Problem details - Copy out every line of the records in which "icon" can be found.

Dataset content -
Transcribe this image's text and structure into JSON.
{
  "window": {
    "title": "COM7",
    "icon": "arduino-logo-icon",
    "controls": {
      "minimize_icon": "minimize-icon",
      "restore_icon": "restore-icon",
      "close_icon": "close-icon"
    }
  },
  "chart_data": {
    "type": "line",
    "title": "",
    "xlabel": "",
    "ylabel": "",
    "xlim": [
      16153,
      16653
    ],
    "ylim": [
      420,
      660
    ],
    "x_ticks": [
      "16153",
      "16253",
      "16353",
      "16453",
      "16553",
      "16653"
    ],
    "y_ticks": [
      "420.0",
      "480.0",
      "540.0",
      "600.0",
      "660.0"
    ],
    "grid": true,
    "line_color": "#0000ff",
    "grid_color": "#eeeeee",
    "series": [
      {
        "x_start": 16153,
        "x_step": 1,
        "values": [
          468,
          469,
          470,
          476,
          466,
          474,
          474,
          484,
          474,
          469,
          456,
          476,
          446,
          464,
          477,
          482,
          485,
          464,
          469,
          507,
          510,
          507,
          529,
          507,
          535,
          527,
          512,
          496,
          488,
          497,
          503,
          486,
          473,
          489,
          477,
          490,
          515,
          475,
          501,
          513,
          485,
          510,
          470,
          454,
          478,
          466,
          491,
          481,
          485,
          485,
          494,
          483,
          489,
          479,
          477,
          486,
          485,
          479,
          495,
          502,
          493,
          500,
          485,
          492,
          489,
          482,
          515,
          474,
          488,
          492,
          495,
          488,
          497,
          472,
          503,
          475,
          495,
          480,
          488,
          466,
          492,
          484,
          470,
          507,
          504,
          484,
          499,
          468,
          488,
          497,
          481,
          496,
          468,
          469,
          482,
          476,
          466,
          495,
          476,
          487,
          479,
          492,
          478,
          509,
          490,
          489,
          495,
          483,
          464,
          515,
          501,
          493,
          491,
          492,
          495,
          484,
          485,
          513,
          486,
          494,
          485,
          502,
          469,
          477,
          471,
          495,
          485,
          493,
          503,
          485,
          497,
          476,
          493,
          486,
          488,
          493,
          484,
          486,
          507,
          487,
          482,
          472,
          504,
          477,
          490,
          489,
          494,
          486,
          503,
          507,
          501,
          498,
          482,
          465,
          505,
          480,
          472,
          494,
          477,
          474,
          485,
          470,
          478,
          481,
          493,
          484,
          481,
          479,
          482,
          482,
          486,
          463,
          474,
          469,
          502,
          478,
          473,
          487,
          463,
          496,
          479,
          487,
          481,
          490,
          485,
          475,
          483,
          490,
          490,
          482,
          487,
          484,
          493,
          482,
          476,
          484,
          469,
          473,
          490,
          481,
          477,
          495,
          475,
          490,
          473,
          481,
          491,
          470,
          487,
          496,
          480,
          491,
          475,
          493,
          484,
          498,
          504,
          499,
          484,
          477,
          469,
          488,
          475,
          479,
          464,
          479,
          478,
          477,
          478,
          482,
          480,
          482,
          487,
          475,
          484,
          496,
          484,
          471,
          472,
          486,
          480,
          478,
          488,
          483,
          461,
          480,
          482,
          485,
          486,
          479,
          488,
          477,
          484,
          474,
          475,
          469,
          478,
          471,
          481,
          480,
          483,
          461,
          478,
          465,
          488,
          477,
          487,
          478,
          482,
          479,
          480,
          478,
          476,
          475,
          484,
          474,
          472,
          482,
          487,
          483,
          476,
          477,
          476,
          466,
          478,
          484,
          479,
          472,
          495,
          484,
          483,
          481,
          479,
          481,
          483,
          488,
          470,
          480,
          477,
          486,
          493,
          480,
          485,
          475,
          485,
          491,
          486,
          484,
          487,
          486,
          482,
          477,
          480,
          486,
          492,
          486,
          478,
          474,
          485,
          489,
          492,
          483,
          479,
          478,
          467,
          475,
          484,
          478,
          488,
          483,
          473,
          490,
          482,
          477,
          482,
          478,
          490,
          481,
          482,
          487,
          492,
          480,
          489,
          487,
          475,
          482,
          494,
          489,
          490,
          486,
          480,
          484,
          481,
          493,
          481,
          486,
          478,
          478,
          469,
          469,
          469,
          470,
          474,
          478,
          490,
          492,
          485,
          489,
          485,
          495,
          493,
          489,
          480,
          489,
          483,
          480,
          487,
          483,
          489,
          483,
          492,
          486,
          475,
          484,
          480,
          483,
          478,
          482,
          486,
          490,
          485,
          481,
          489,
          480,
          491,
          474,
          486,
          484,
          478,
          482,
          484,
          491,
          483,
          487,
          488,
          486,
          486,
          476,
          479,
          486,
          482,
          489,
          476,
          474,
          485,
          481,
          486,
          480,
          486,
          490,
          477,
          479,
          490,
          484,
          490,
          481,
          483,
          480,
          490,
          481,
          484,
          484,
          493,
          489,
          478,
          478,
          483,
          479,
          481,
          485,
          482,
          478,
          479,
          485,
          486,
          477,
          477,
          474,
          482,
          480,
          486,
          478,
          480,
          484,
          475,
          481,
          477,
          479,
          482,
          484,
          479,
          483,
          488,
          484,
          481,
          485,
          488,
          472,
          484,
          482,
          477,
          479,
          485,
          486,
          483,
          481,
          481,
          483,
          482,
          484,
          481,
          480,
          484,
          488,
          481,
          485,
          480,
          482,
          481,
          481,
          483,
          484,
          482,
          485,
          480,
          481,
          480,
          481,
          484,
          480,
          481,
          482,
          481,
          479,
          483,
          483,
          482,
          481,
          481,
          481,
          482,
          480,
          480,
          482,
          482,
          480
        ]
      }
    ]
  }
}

Exercise solution -
    "icon": "arduino-logo-icon",
      "minimize_icon": "minimize-icon",
      "restore_icon": "restore-icon",
      "close_icon": "close-icon"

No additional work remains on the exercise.